In July, blog search service Technorati tracked more than 13.3 million blogs and 1.3 billion links, with an average daily posting volume topping 900,000.
But not all blogs are "real" -- updated regularly by someone who's interested or knowledgeable about a topic. You have toenail gazers, abandoned efforts, and link farmers, blogs created solely to improve search engine rankings of other blogs or Web sites.
Then, there's comment spam, posts to a blog's comments section that are promotional or made merely to insert a link into the blog's content and improve its search engine ranking.
Jason Calacanis, CEO of blog publishing network Weblogs Inc., estimates that only around 4 million of the blogs in Technorati's index are "real" bloggers.
At the same time, user-generated content, in the form of personal blogs or comments on others' blogs, enriches a site's content, builds community and provides valuable page views for advertising. But publishers need a way to encourage participation while bringing the most relevant content to the top.
"Community is really valuable on our network," Calacanis said. "We average three or four comments to every post we do, and each is, on average, the same size as the average [blog entry]."
So Calacanis instituted the "Star System" for Weblogs Inc.'s home-grown blogging platform. Bloggers hand out stars for good comments. Each week, the 20 most-starred comment contributors are featured in a list on the side of the blogs; a sort of dynamic blogroll.
While people appreciate the recognition, Calacanis said referrals from this list to the contributors' own blogs or sites can add an extra 50,000 hits for them, as well as improved standing with search engines.
While Weblogs Inc. uses proprietary software, iUpload offers similar features to its customers. The 4-year-old company began as a content management vendor; it has since rejiggered its product to focus on user-generated content.
The iUpload content generation system starts with free blogging software that lets anyone sign up and start posting to an individual blog branded by the provider. Its customers include newspapers that want to increase community involvement, and CEO Robin Hopper said the software can also be used by businesses for intranets or extranets.
"They are able to let people write about whatever they want in their blogs, and they don't worry so much about whether [bloggers] are writing that content gem or taking pictures of their big toes," Hopper said. "Let that live in their own blogs."
Editors can manually choose content to be showcased, use a semi-automatic process, or let the iUpload software automatically feed content into the main site based on rules. The primary tool for publishers to quickly identify likely content is a reputation system not unlike that used by Slashdot, with the software taking the place of readers' votes on the usefulness of a post.

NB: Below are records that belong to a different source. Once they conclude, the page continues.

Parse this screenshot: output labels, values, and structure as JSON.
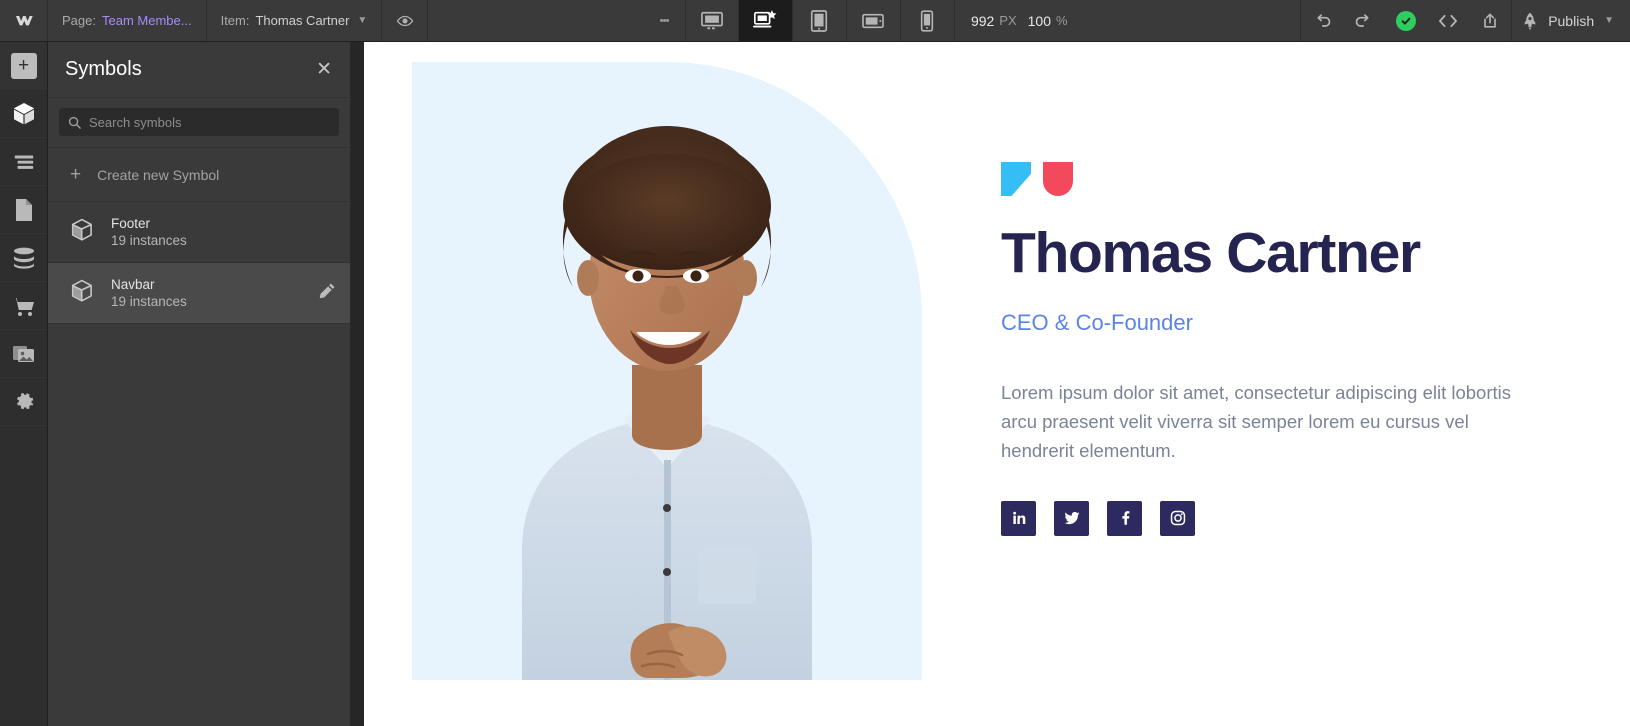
{
  "topbar": {
    "logo_icon": "webflow-logo-icon",
    "page_label": "Page:",
    "page_value": "Team Membe...",
    "item_label": "Item:",
    "item_value": "Thomas Cartner",
    "item_chevron_icon": "chevron-down-icon",
    "preview_icon": "eye-preview-icon",
    "more_icon": "more-vertical-icon",
    "breakpoints": [
      {
        "name": "desktop-breakpoint",
        "icon": "monitor-icon",
        "active": false
      },
      {
        "name": "base-breakpoint",
        "icon": "laptop-star-icon",
        "active": true
      },
      {
        "name": "tablet-breakpoint",
        "icon": "tablet-icon",
        "active": false
      },
      {
        "name": "mobile-landscape-breakpoint",
        "icon": "mobile-landscape-icon",
        "active": false
      },
      {
        "name": "mobile-portrait-breakpoint",
        "icon": "mobile-icon",
        "active": false
      }
    ],
    "canvas_width": "992",
    "canvas_width_unit": "PX",
    "zoom_value": "100",
    "zoom_unit": "%",
    "undo_icon": "undo-icon",
    "redo_icon": "redo-icon",
    "saved_icon": "checkmark-saved-icon",
    "code_icon": "code-brackets-icon",
    "export_icon": "export-share-icon",
    "rocket_icon": "rocket-icon",
    "publish_label": "Publish",
    "publish_chevron_icon": "chevron-down-icon"
  },
  "rail": {
    "items": [
      {
        "name": "add-elements-button",
        "icon": "plus-icon",
        "active": false,
        "boxed": true
      },
      {
        "name": "symbols-panel-button",
        "icon": "cube-symbol-icon",
        "active": true,
        "boxed": false
      },
      {
        "name": "navigator-panel-button",
        "icon": "navigator-lines-icon",
        "active": false,
        "boxed": false
      },
      {
        "name": "pages-panel-button",
        "icon": "page-document-icon",
        "active": false,
        "boxed": false
      },
      {
        "name": "cms-panel-button",
        "icon": "database-icon",
        "active": false,
        "boxed": false
      },
      {
        "name": "ecommerce-panel-button",
        "icon": "shopping-cart-icon",
        "active": false,
        "boxed": false
      },
      {
        "name": "assets-panel-button",
        "icon": "image-stack-icon",
        "active": false,
        "boxed": false
      },
      {
        "name": "settings-panel-button",
        "icon": "gear-icon",
        "active": false,
        "boxed": false
      }
    ]
  },
  "panel": {
    "title": "Symbols",
    "close_icon": "close-x-icon",
    "search_placeholder": "Search symbols",
    "search_value": "",
    "search_icon": "search-icon",
    "create_label": "Create new Symbol",
    "create_icon": "plus-icon",
    "symbols": [
      {
        "name": "Footer",
        "count": "19 instances",
        "icon": "cube-symbol-icon",
        "selected": false,
        "edit_icon": null
      },
      {
        "name": "Navbar",
        "count": "19 instances",
        "icon": "cube-symbol-icon",
        "selected": true,
        "edit_icon": "pencil-edit-icon"
      }
    ]
  },
  "canvas": {
    "photo_background_color": "#e8f4fd",
    "photo_alt": "portrait-of-smiling-man-in-light-blue-shirt",
    "decorations": [
      {
        "name": "blue-triangle-decoration",
        "color": "#35bdf5"
      },
      {
        "name": "red-shield-decoration",
        "color": "#f24a5c"
      }
    ],
    "person_name": "Thomas Cartner",
    "person_role": "CEO & Co-Founder",
    "person_bio": "Lorem ipsum dolor sit amet, consectetur adipiscing elit lobortis arcu praesent velit viverra sit semper lorem eu cursus vel hendrerit elementum.",
    "name_color": "#252350",
    "role_color": "#5b84e8",
    "bio_color": "#7b8396",
    "socials": [
      {
        "name": "linkedin-link",
        "icon": "linkedin-icon"
      },
      {
        "name": "twitter-link",
        "icon": "twitter-icon"
      },
      {
        "name": "facebook-link",
        "icon": "facebook-icon"
      },
      {
        "name": "instagram-link",
        "icon": "instagram-icon"
      }
    ],
    "social_button_color": "#2c2a5e"
  }
}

In April 2004, iUpload added blogging tools to its content management applications, and soon after, The Bakersfield Californian newspaper signed on to use the platform to create the Northwest Voice. A print issue of the Voice is printed every two weeks, with most of the content contributed by readers via a form on the Web site.
The Northwest Voice has an open-door policy, aiming to include everything that meets minimum standards on the Web site, and as much contributed content as possible in the print version as well.
The software also can play a role in information-sharing with vendors and partners. For example, Stillwater National Bank uses iUpload for trafficking mortgage deals.
The firm specializes in commercial lending, and frequently partners with other institutions for large mortgages for health care facilities. According to Hopper, Stillwater mortgage bankers use the system to publish information about mortgage opportunities, attaching relevant documents. The software integrates with the bank's customer relationship management system.
Jupiter Research analyst Barry Parr said most blog content is discovered through links and mentions in other blogs. "People find blogs organically, and so you don't need a recommendation engine," he said. "The challenge is surfacing things that aren't obvious."
Search remains a primary method of finding blog content, but blog-specific search tools may not be the right answer, according to Parr. "If I have a directed question about something, do I want to limit my search to blogs?" he asked.
Earlier this month, SearchBlox released version 3.0 of its Content Search Software with tools that aggregate and search RSS and Atom web feeds. London-based SearchBlox provides search technology for corporate Web sites and intranets; the addition of RSS and Atom feeds lets companies use corporate blog content along with its Web content.
SearchBlox CEO Robert Selvaraj said the rise of content creation software that includes easy-to-use blogging tools necessitates a new way of indexing corporate content.
"There are all these wikis and weblogs that come as part of the application, and they all are searchable, but there's no way to consolidate all the content in one place," said Selvaraj, who added that SearchBlox regularly spiders all enterprise content, automatically indexing only content that has changed.
"It's a more efficient way than having to spider the entire Web site to know what's changed," he said. "It gives you a much better view of what's happening in the enterprise."
Adding SearchBlox to public Web sites, he said, will let visitors who search for a particular product, for example, see not only the product information, but also what the CEO said about the product in a blog.
If the CEO is blogging about toenails, that can stay her secret.